*WHAT IS NEEDED*
A single number is wanted: how many lines of the data below include the string "online"?

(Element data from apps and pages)
::::
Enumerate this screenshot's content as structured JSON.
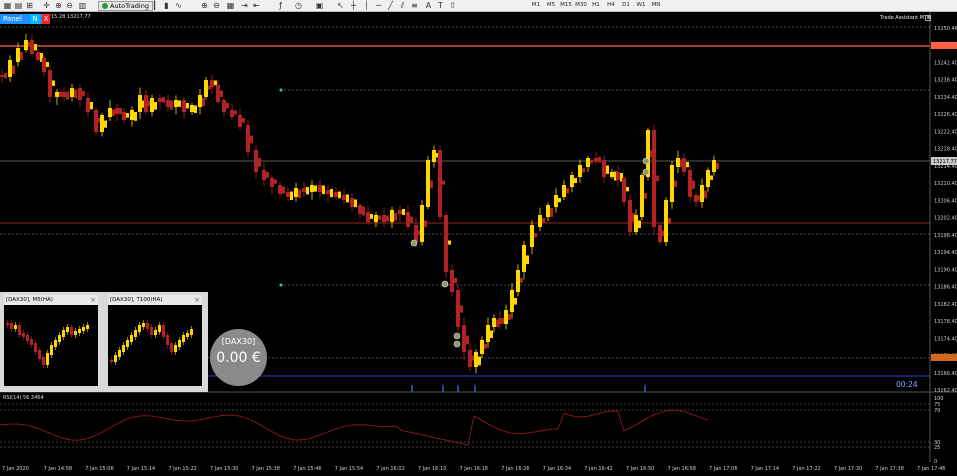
{
  "toolbar": {
    "autotrading_label": "AutoTrading",
    "timeframes": [
      "M1",
      "M5",
      "M15",
      "M30",
      "H1",
      "H4",
      "D1",
      "W1",
      "MN"
    ]
  },
  "chart": {
    "ohlc": "28 13216.78 13215.28 13217.77",
    "panel_label": "Panel",
    "panel_n": "N",
    "panel_x": "X",
    "trade_assistant": "Trade Assistant MT4",
    "close_glyph": "x",
    "price_labels": [
      "13250.46",
      "13246.90",
      "13242.40",
      "13238.40",
      "13234.40",
      "13226.40",
      "13222.40",
      "13218.40",
      "13214.40",
      "13210.40",
      "13206.40",
      "13202.40",
      "13198.40",
      "13194.40",
      "13190.40",
      "13186.40",
      "13182.40",
      "13178.40",
      "13174.40",
      "13170.00",
      "13166.40",
      "13162.40"
    ],
    "time_labels": [
      "7 Jan 2020",
      "7 Jan 14:58",
      "7 Jan 15:06",
      "7 Jan 15:14",
      "7 Jan 15:22",
      "7 Jan 15:30",
      "7 Jan 15:38",
      "7 Jan 15:46",
      "7 Jan 15:54",
      "7 Jan 16:02",
      "7 Jan 16:10",
      "7 Jan 16:18",
      "7 Jan 16:26",
      "7 Jan 16:34",
      "7 Jan 16:42",
      "7 Jan 16:50",
      "7 Jan 16:58",
      "7 Jan 17:06",
      "7 Jan 17:14",
      "7 Jan 17:22",
      "7 Jan 17:30",
      "7 Jan 17:38",
      "7 Jan 17:46"
    ],
    "current_price": "13217.77",
    "timer": "00:24",
    "colors": {
      "bull": "#ffd700",
      "bear": "#b22222",
      "hline_red": "#ff6347",
      "grid": "#7d7d7d"
    }
  },
  "minis": [
    {
      "title": "[DAX30], M5(HA)",
      "close": "×"
    },
    {
      "title": "[DAX30], T100(HA)",
      "close": "×"
    }
  ],
  "pl": {
    "symbol": "[DAX30]",
    "value": "0.00 €"
  },
  "rsi": {
    "label": "RSI(14) 56.3464",
    "levels": [
      "100",
      "75",
      "70",
      "30",
      "25",
      "0"
    ]
  }
}
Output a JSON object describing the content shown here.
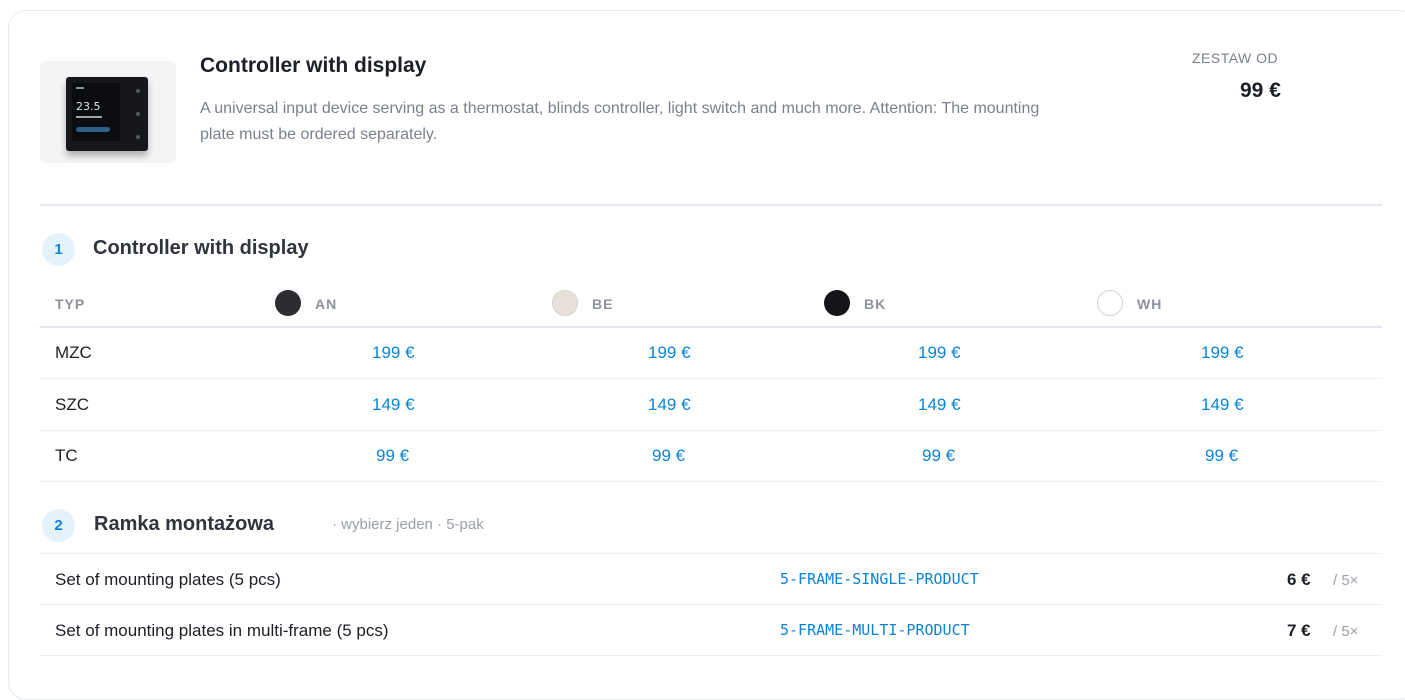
{
  "product": {
    "title": "Controller with display",
    "description": "A universal input device serving as a thermostat, blinds controller, light switch and much more. Attention: The mounting plate must be ordered separately.",
    "from_label": "ZESTAW OD",
    "from_price": "99 €",
    "thumbnail_temp": "23.5"
  },
  "section1": {
    "number": "1",
    "title": "Controller with display",
    "type_header": "TYP",
    "colors": [
      {
        "code": "AN",
        "swatch": "#2b2d31"
      },
      {
        "code": "BE",
        "swatch": "#e7e1da"
      },
      {
        "code": "BK",
        "swatch": "#141518"
      },
      {
        "code": "WH",
        "swatch": "#ffffff"
      }
    ],
    "rows": [
      {
        "type": "MZC",
        "prices": [
          "199 €",
          "199 €",
          "199 €",
          "199 €"
        ]
      },
      {
        "type": "SZC",
        "prices": [
          "149 €",
          "149 €",
          "149 €",
          "149 €"
        ]
      },
      {
        "type": "TC",
        "prices": [
          "99 €",
          "99 €",
          "99 €",
          "99 €"
        ]
      }
    ]
  },
  "section2": {
    "number": "2",
    "title": "Ramka montażowa",
    "subtitle": "· wybierz jeden · 5-pak",
    "items": [
      {
        "name": "Set of mounting plates (5 pcs)",
        "sku": "5-FRAME-SINGLE-PRODUCT",
        "price": "6 €",
        "qty": "/ 5×"
      },
      {
        "name": "Set of mounting plates in multi-frame (5 pcs)",
        "sku": "5-FRAME-MULTI-PRODUCT",
        "price": "7 €",
        "qty": "/ 5×"
      }
    ]
  },
  "colors": {
    "accent": "#0a84d8",
    "badge_bg": "#e4f2fc",
    "muted_text": "#7b818c"
  }
}
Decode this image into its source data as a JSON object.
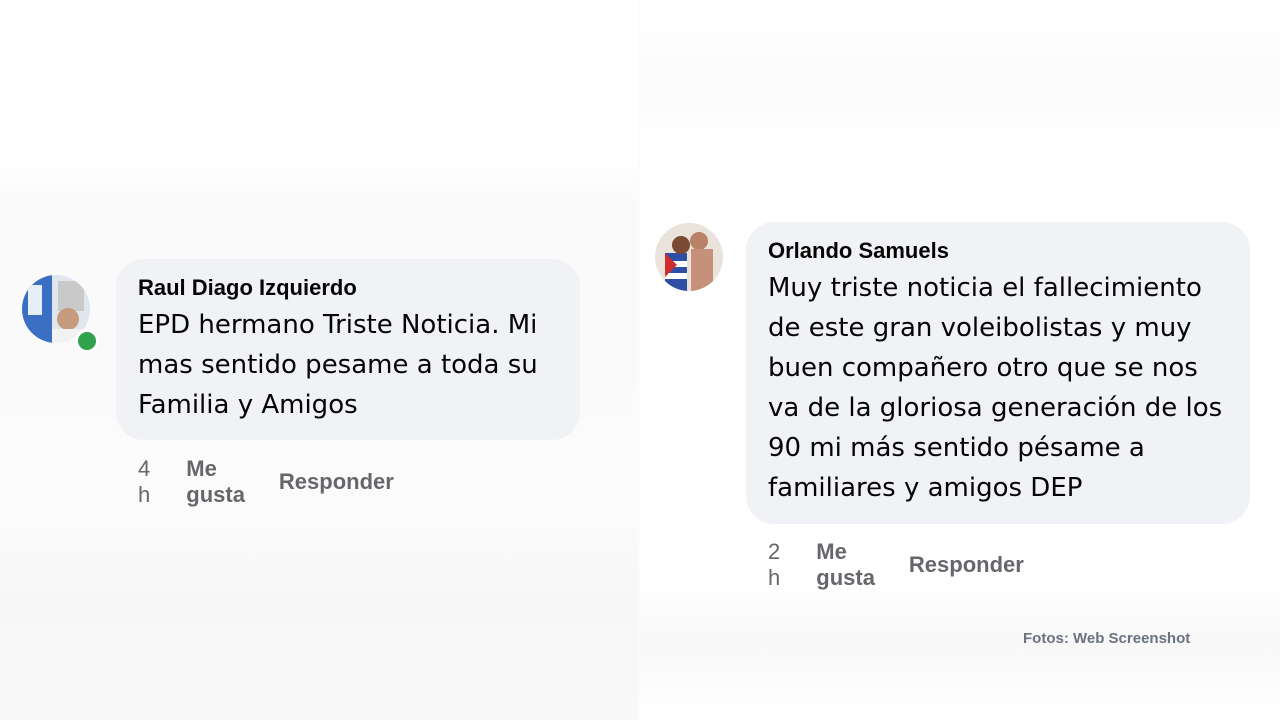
{
  "comments": [
    {
      "author": "Raul Diago Izquierdo",
      "text": "EPD hermano Triste Noticia. Mi\nmas sentido pesame a toda su\nFamilia y Amigos",
      "time": "4 h",
      "like_label": "Me gusta",
      "reply_label": "Responder",
      "online": true,
      "avatar_icon": "profile-photo-icon"
    },
    {
      "author": "Orlando Samuels",
      "text": "Muy triste noticia el fallecimiento\nde este gran voleibolistas y muy\nbuen compañero otro que se nos\nva de la gloriosa generación de los\n90 mi más sentido pésame a\nfamiliares y amigos DEP",
      "time": "2 h",
      "like_label": "Me gusta",
      "reply_label": "Responder",
      "online": false,
      "avatar_icon": "profile-photo-icon"
    }
  ],
  "credit": "Fotos: Web Screenshot",
  "colors": {
    "bubble_bg": "#f0f2f5",
    "text": "#050505",
    "meta": "#65676b",
    "online": "#31a24c"
  }
}
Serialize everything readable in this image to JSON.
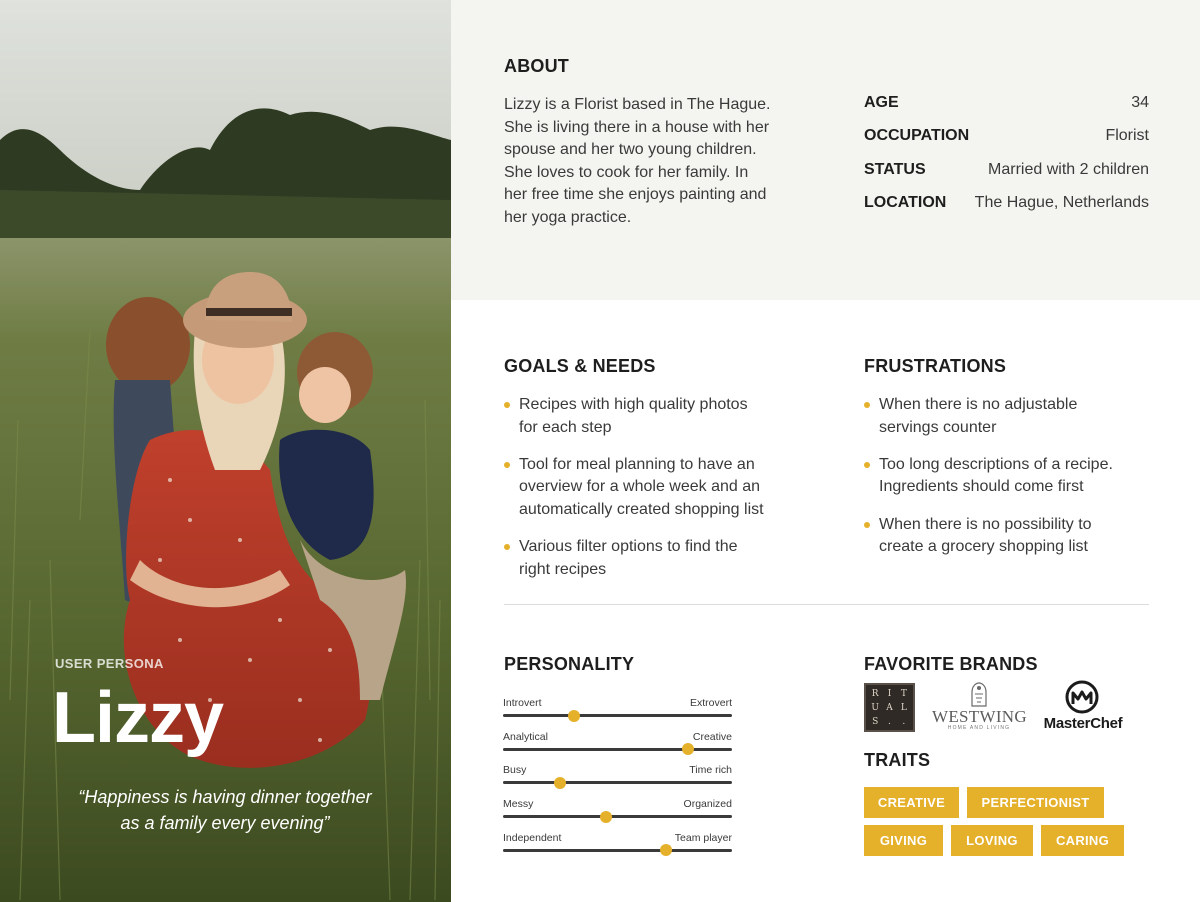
{
  "persona": {
    "label": "USER PERSONA",
    "name": "Lizzy",
    "quote_line1": "“Happiness is having dinner together",
    "quote_line2": "as a family every evening”"
  },
  "about": {
    "heading": "ABOUT",
    "lines": [
      "Lizzy is a Florist based in The Hague.",
      "She is living there in a house with her",
      "spouse and her two young children.",
      "She loves to cook for her family. In",
      "her free time she enjoys painting and",
      "her yoga practice."
    ]
  },
  "facts": [
    {
      "key": "AGE",
      "value": "34"
    },
    {
      "key": "OCCUPATION",
      "value": "Florist"
    },
    {
      "key": "STATUS",
      "value": "Married with 2 children"
    },
    {
      "key": "LOCATION",
      "value": "The Hague, Netherlands"
    }
  ],
  "goals": {
    "heading": "GOALS & NEEDS",
    "items": [
      [
        "Recipes with high quality photos",
        "for each step"
      ],
      [
        "Tool for meal planning to have an",
        "overview for a whole week and an",
        "automatically created shopping list"
      ],
      [
        "Various filter options to find the",
        "right recipes"
      ]
    ]
  },
  "frustrations": {
    "heading": "FRUSTRATIONS",
    "items": [
      [
        "When there is no adjustable",
        "servings counter"
      ],
      [
        "Too long descriptions of a recipe.",
        "Ingredients should come first"
      ],
      [
        "When there is no possibility to",
        "create a grocery shopping list"
      ]
    ]
  },
  "personality": {
    "heading": "PERSONALITY",
    "sliders": [
      {
        "left": "Introvert",
        "right": "Extrovert",
        "value": 0.31
      },
      {
        "left": "Analytical",
        "right": "Creative",
        "value": 0.81
      },
      {
        "left": "Busy",
        "right": "Time rich",
        "value": 0.25
      },
      {
        "left": "Messy",
        "right": "Organized",
        "value": 0.45
      },
      {
        "left": "Independent",
        "right": "Team player",
        "value": 0.71
      }
    ]
  },
  "brands": {
    "heading": "FAVORITE BRANDS",
    "rituals_letters": [
      "R",
      "I",
      "T",
      "U",
      "A",
      "L",
      "S",
      ".",
      "."
    ],
    "westwing": "WESTWING",
    "westwing_sub": "HOME AND LIVING",
    "masterchef": "MasterChef"
  },
  "traits": {
    "heading": "TRAITS",
    "items": [
      "CREATIVE",
      "PERFECTIONIST",
      "GIVING",
      "LOVING",
      "CARING"
    ]
  },
  "colors": {
    "accent": "#e5b02a",
    "about_bg": "#f4f4f0",
    "text_dark": "#1e1e1e"
  }
}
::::
*ANSWER TO THIS PROBLEM*
3